Fathers of special needs children perceive few support systems in their environment; commonly they report feelings of isolation and loneliness. Great strain may also be placed upon the marriage and extended family. A man must push past his denial and develop new paths of involvement in the child’s life. He will need to learn appropriate means for communicating and playing with his child, who may receive sensory stimulation and movement quite different from a non disabled child. Of even great importance are places for the man to work through his grief, anger and depression.
Professional services generally have been offered during a father’s working hours. Mothers, even though often employed themselves, become the resident “expert” about the child’s personal, medical and educational needs. Unless the couple has strong, effective communication patterns, father falls increasingly behind in his knowledge about the child. Parent support programs, while encouraging involvement of couples, are typically made up of women. The few men who do attend frequently feel uncomfortable and out-of-place. The workplace offers little encouragement; many men find it awkward to share personal concerns with their peers, and a child with special needs just cannot compete with success stories told around the lunchroom table.
Many men have been taught that feelings are to be hidden. Painful emotions may be camouflaged by addictive behavior (e.g., overwork or abuse of alcohol), and outward denial (“I’m just fine,” “The kid is doing great”). Yet for a man to embrace his child’s personal betterment, he must be given a chance to explore his feelings in a supportive environment.
What will encourage men to willingly engage in their children’s lives in responsible, nurturing ways? Or are we, as professionals and parents, contributing to fathers being a neglected population? All stereotypes must be discredited. The effect of adhering to culturally defined ideas of manliness removes a man from his innate capacity to bond and nurture his child. To counteract such fiction, increased attention by professionals, early intervention agencies, schools and hospitals must be given to the involvement of fathers with their children. Sponsor a “Pop ’n Tots” night, a special classroom time where dads participate in activities with their children. Develop flexible scheduling that encourages men to attend an Individualized Education Plan or a child’s therapy session. When calling home to talk with mom, also talk with dad. If the couple is divorced, make sure both parents receive full information about the child’s progress. Efforts must continue to increase the numbers of men in the fields of early childhood and special education. Of particular value are programs which encourage men to be each other’s best resources. As Coordinator of the National Fathers Network, I continually have seen the power of men assisting and supporting other men. Programs for fathers of children with special need assist men to come to terms with their pain and share the love and joy they have for their kids.
The positive results of father involvement are endless. We know family fatigue, stress, isolation and depression for all family members is lessened.

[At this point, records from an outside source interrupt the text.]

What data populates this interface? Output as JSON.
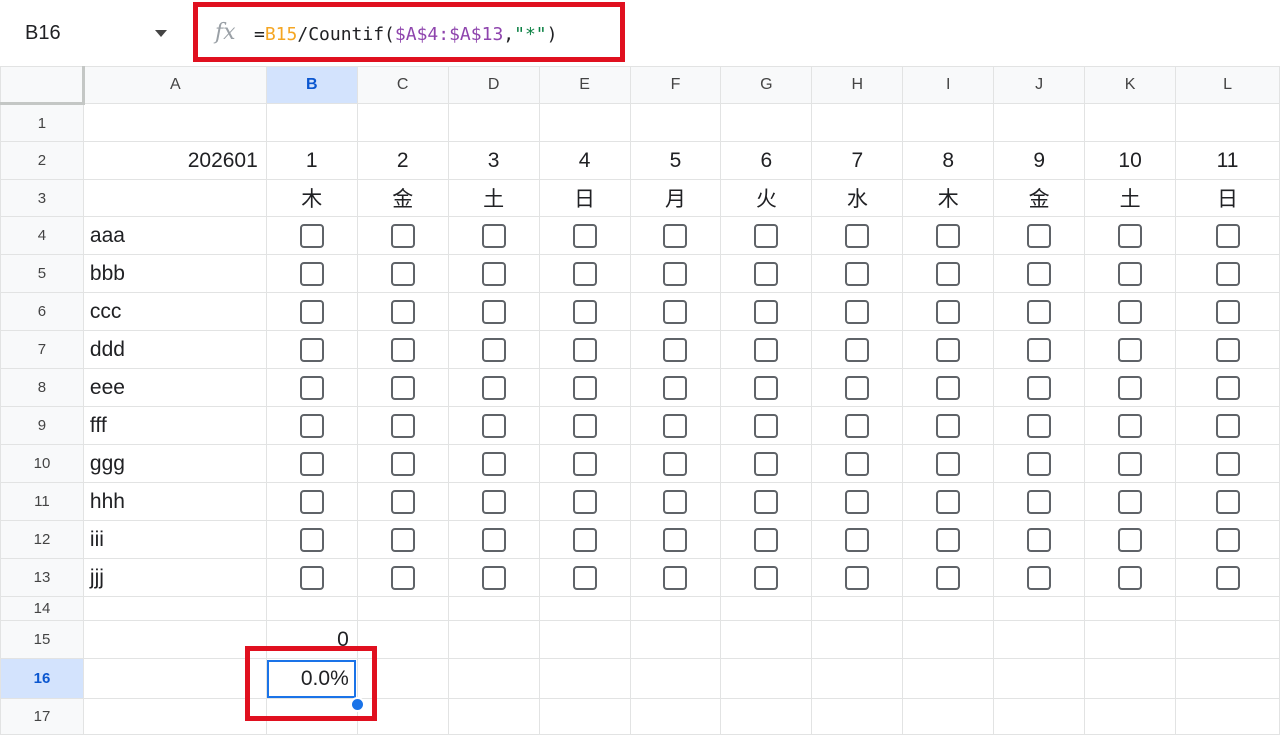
{
  "name_box": {
    "value": "B16"
  },
  "formula_bar": {
    "fx_icon": "fx-icon",
    "formula_parts": {
      "eq": "=",
      "ref1": "B15",
      "mid": "/Countif(",
      "ref2": "$A$4:$A$13",
      "comma": ",",
      "str": "\"*\"",
      "close": ")"
    }
  },
  "columns": [
    "A",
    "B",
    "C",
    "D",
    "E",
    "F",
    "G",
    "H",
    "I",
    "J",
    "K",
    "L"
  ],
  "selected_column": "B",
  "rows": [
    "1",
    "2",
    "3",
    "4",
    "5",
    "6",
    "7",
    "8",
    "9",
    "10",
    "11",
    "12",
    "13",
    "14",
    "15",
    "16",
    "17"
  ],
  "selected_row": "16",
  "sheet": {
    "a2": "202601",
    "days": [
      "1",
      "2",
      "3",
      "4",
      "5",
      "6",
      "7",
      "8",
      "9",
      "10",
      "11"
    ],
    "weekdays": [
      "木",
      "金",
      "土",
      "日",
      "月",
      "火",
      "水",
      "木",
      "金",
      "土",
      "日"
    ],
    "names": [
      "aaa",
      "bbb",
      "ccc",
      "ddd",
      "eee",
      "fff",
      "ggg",
      "hhh",
      "iii",
      "jjj"
    ],
    "b15": "0",
    "b16": "0.0%"
  },
  "checkbox_state": "unchecked",
  "colors": {
    "highlight": "#e0101f",
    "selection": "#1a73e8",
    "ref1": "#f5a623",
    "ref2": "#8e44ad",
    "string": "#0b8043"
  }
}
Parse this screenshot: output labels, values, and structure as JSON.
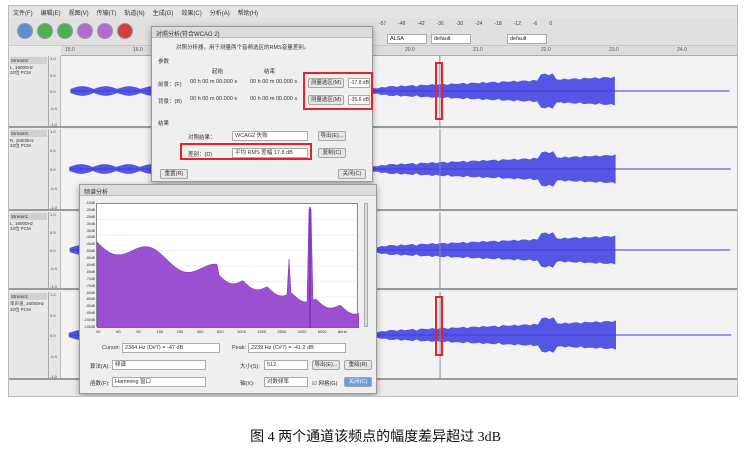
{
  "app": {
    "menu": [
      "文件(F)",
      "编辑(E)",
      "视图(V)",
      "传输(T)",
      "轨道(N)",
      "生成(G)",
      "效果(C)",
      "分析(A)",
      "帮助(H)"
    ],
    "meter_ticks": [
      "-57",
      "-48",
      "-42",
      "-36",
      "-30",
      "-24",
      "-18",
      "-12",
      "-6",
      "0"
    ],
    "host": "ALSA",
    "device_out": "default",
    "device_in": "default"
  },
  "ruler": {
    "ticks": [
      "15.0",
      "16.0",
      "17.0",
      "18.0",
      "19.0",
      "20.0",
      "21.0",
      "22.0",
      "23.0",
      "24.0"
    ]
  },
  "tracks": [
    {
      "name": "Stream0",
      "info": "L, 16000Hz",
      "fmt": "32位 PCM",
      "scale": [
        "1.0",
        "0.5",
        "0.0",
        "-0.5",
        "-1.0"
      ]
    },
    {
      "name": "Stream0",
      "info": "R, 16000Hz",
      "fmt": "32位 PCM",
      "scale": [
        "1.0",
        "0.5",
        "0.0",
        "-0.5",
        "-1.0"
      ]
    },
    {
      "name": "Stream1",
      "info": "L, 16000Hz",
      "fmt": "32位 PCM",
      "scale": [
        "1.0",
        "0.5",
        "0.0",
        "-0.5",
        "-1.0"
      ]
    },
    {
      "name": "Stream1",
      "info": "单声道, 16000Hz",
      "fmt": "32位 PCM",
      "scale": [
        "1.0",
        "0.5",
        "0.0",
        "-0.5",
        "-1.0"
      ]
    }
  ],
  "contrast_dialog": {
    "title": "对照分析(符合WCAG 2)",
    "intro": "对照分析器，用于测量两个音频选区的RMS音量差别。",
    "section_params": "参数",
    "row_fg": "前景：(F)",
    "row_bg": "背景：(B)",
    "col_start": "起始",
    "col_end": "结束",
    "time_placeholder": "00 h 00 m 00.000 s",
    "measure_fg": "测量选区(M)",
    "measure_bg": "测量选区(M)",
    "fg_value": "-17.8 dB",
    "bg_value": "-35.6 dB",
    "section_result": "结果",
    "pass_label": "对照结果：",
    "pass_value": "WCAG2 失败",
    "diff_label": "差别：(D)",
    "diff_value": "平均 RMS 差幅 17.8 dB",
    "export_button": "导出(E)...",
    "copy_button": "复制(C)",
    "reset_button": "重置(R)",
    "close_button": "关闭(C)"
  },
  "spectrum_dialog": {
    "title": "频谱分析",
    "y_ticks": [
      "-15dB",
      "-20dB",
      "-25dB",
      "-30dB",
      "-35dB",
      "-40dB",
      "-45dB",
      "-50dB",
      "-55dB",
      "-60dB",
      "-65dB",
      "-70dB",
      "-75dB",
      "-80dB",
      "-85dB",
      "-90dB",
      "-95dB",
      "-100dB",
      "-105dB"
    ],
    "x_ticks": [
      "40",
      "60",
      "90",
      "150",
      "250",
      "400",
      "600",
      "1000",
      "1500",
      "2500",
      "4000",
      "6000",
      "8kHz"
    ],
    "cursor_label": "Cursor:",
    "cursor_value": "2384 Hz (D#7) = -47 dB",
    "peak_label": "Peak:",
    "peak_value": "2239 Hz (C#7) = -41.2 dB",
    "algo_label": "算法(A):",
    "algo_value": "频谱",
    "size_label": "大小(S):",
    "size_value": "512",
    "export_button": "导出(E)...",
    "replot_button": "重绘(R)",
    "func_label": "函数(F):",
    "func_value": "Hamming 窗口",
    "axis_label": "轴(X):",
    "axis_value": "对数频率",
    "grid_label": "网格(G)",
    "close_button": "关闭(C)",
    "colors": {
      "fill": "#9b4fd1",
      "line": "#7a32b8"
    }
  },
  "caption": "图 4  两个通道该频点的幅度差异超过 3dB",
  "colors": {
    "wave": "#3a3ae0",
    "highlight": "#e0262a"
  }
}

Families begin to rebalance themselves in appropriate, healthy ways. Our challenge then – as parents and professionals — is to dispute old mythologies and open new doors so that fathers may embrace the irreplaceable value they have for their children.